The decision to spend on research & development can be a tough one for corporate finance managers as they make budgeting decisions.
However, you have to spend money to make money.
And that’s the conclusion of Goldman Sachs’ Robert Boroujerdi and his team.
In a new report titled, “The Search for Creative Destruction,” the Goldman analysts examine the connection between R&D spending, revenue growth, and stock price returns.
“We review Technology, Internet and Biotech names currently in the NASDAQ 100 and find a strong correlation between R&D and Sales Growth (8-year CAGR through 2012; R2 75%) and between the latter and stock price returns over this period (R2 71%),” they wrote.
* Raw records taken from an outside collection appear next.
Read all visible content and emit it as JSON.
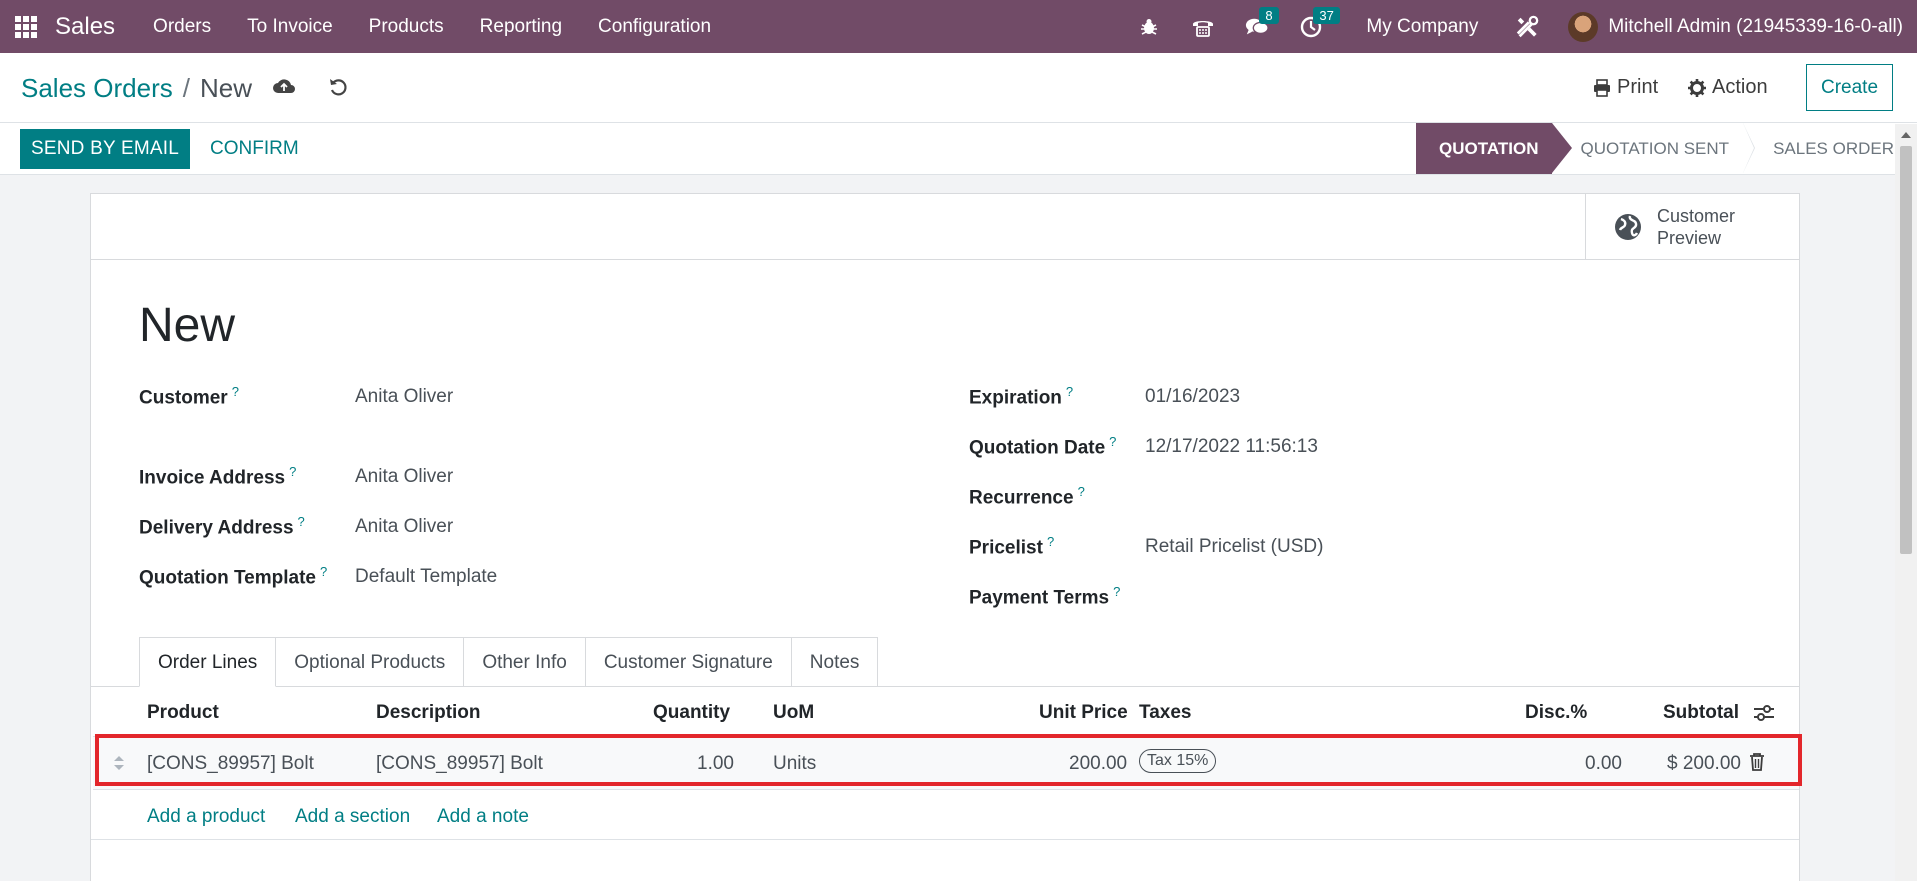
{
  "navbar": {
    "app_name": "Sales",
    "menu": [
      "Orders",
      "To Invoice",
      "Products",
      "Reporting",
      "Configuration"
    ],
    "messages_count": "8",
    "activities_count": "37",
    "company": "My Company",
    "user": "Mitchell Admin (21945339-16-0-all)"
  },
  "control": {
    "breadcrumb_parent": "Sales Orders",
    "breadcrumb_sep": "/",
    "breadcrumb_current": "New",
    "print_label": "Print",
    "action_label": "Action",
    "create_label": "Create"
  },
  "status": {
    "send_email_label": "SEND BY EMAIL",
    "confirm_label": "CONFIRM",
    "stages": [
      "QUOTATION",
      "QUOTATION SENT",
      "SALES ORDER"
    ],
    "active_stage": "QUOTATION"
  },
  "sheet": {
    "customer_preview_line1": "Customer",
    "customer_preview_line2": "Preview",
    "title": "New",
    "help_mark": "?",
    "left_fields": [
      {
        "label": "Customer",
        "value": "Anita Oliver"
      },
      {
        "label": "Invoice Address",
        "value": "Anita Oliver"
      },
      {
        "label": "Delivery Address",
        "value": "Anita Oliver"
      },
      {
        "label": "Quotation Template",
        "value": "Default Template"
      }
    ],
    "right_fields": [
      {
        "label": "Expiration",
        "value": "01/16/2023"
      },
      {
        "label": "Quotation Date",
        "value": "12/17/2022 11:56:13"
      },
      {
        "label": "Recurrence",
        "value": ""
      },
      {
        "label": "Pricelist",
        "value": "Retail Pricelist (USD)"
      },
      {
        "label": "Payment Terms",
        "value": ""
      }
    ],
    "tabs": [
      "Order Lines",
      "Optional Products",
      "Other Info",
      "Customer Signature",
      "Notes"
    ]
  },
  "order_lines": {
    "headers": {
      "product": "Product",
      "description": "Description",
      "quantity": "Quantity",
      "uom": "UoM",
      "unit_price": "Unit Price",
      "taxes": "Taxes",
      "discount": "Disc.%",
      "subtotal": "Subtotal"
    },
    "rows": [
      {
        "product": "[CONS_89957] Bolt",
        "description": "[CONS_89957] Bolt",
        "quantity": "1.00",
        "uom": "Units",
        "unit_price": "200.00",
        "tax": "Tax 15%",
        "discount": "0.00",
        "subtotal": "$ 200.00"
      }
    ],
    "add_product": "Add a product",
    "add_section": "Add a section",
    "add_note": "Add a note"
  },
  "colors": {
    "brand": "#714B67",
    "accent": "#017e84",
    "highlight": "#e3262b"
  }
}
In effect, companies with strong R&D spending also see the best stock returns.
The relationship between sales growth and stock price gains may already be intuitive.
But it’s interesting to see the the connection made to R&D, which is an expense.
“In our view, R&D reflects the continued commitment to adapt to and stay ahead in an ever-evolving competitive landscape,” they write.
“While not all R&D spend implies that the money is being well-spent — i.e., it does not necessarily translate into new and innovative products or services, we do find a strong correlation with revenue growth.”
And that’s something that should make investors happy.